We can all relate to great leaders, but we may fail to note what makes them so. Harry Truman is quoted as saying, “Not all readers are leaders, but all leaders are readers.” Such is the case with last year’s Professional Builder Magazine’s Builder of the Year, DSLD Homes and their leader Saun Sullivan who is a prolific reader. His reading titles could be classified as the home building industry’s must read list, and he shares these gems with many (thanks Saun!).
“The stories, apocryphal or not, that circulate in an organization reveal its devotion (or lack of it) to quality, and serve to inspire its people to live (or not live) the quality message.” What stories are being told in your company? Tom Peters & Nancy Austin, A Passion for Excellence: The Leadership Difference, 1985

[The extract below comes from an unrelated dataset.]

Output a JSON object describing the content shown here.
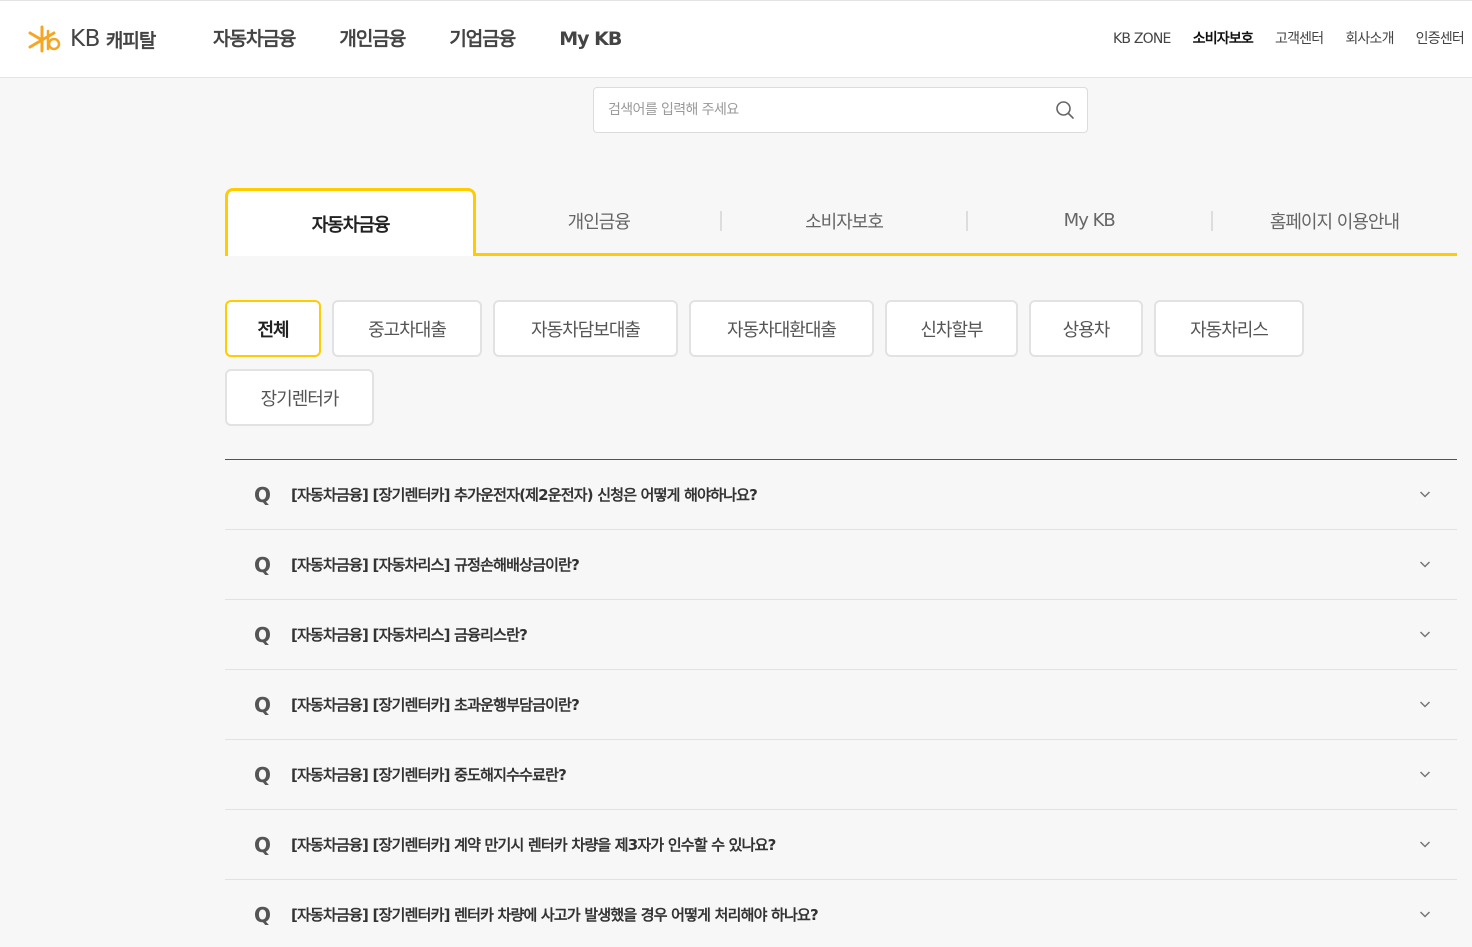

I have spoken at PCBC, the big West Coast building conference most of the past 15 years and I always enjoy it. The event has been very well-run, quality of programming is excellent, the staff is great and you can do a lot worse than hang out in downtown San Francisco for a few days. I have been there so many times that I know all of the streets and how to get around, walking or driving. I even have my favorite hotel and off-the-beaten-path restaurants. Yet as PCBC begins later this month, I will be on the other side of the country.
The title of this blog is tongue in cheek (or maybe foot in mouth) as a follow up to a blog I wrote a while back titled, "Second Floor Laundries are Just Stupid, or are They?"
"What we hear too often is, don't confuse me with the facts, I know what I want to do." Bill Denney PhD
Technology has made gathering data so much easier. However, the problem is we can be overwhelmed by it. Surveys, stats, city, state and national data sources can be accessed and reams of paper can be printed to provide us with the information we need. But the key is interpreting that data, knowing how to use it, knowing what it is telling us. Where are the gaps in the market, what are price points that customers can afford etc. The key is to gather data and then analyze it and make decisions on that data, not on gut feel.
A young doctor was just setting up his first office when his secretary told him there was a man to see him. The doctor wanted to make a good first impression by having the man think he was successful and very busy. He told his secretary to show the man in. At that moment, the doctor picked up the telephone and pretended to be having a conversation with a patient. The man waited until the "conversation" was over. Then, the doctor put the telephone down and asked, "Can I help you?" To which the man replied, "No, I'm just here to connect your telephone."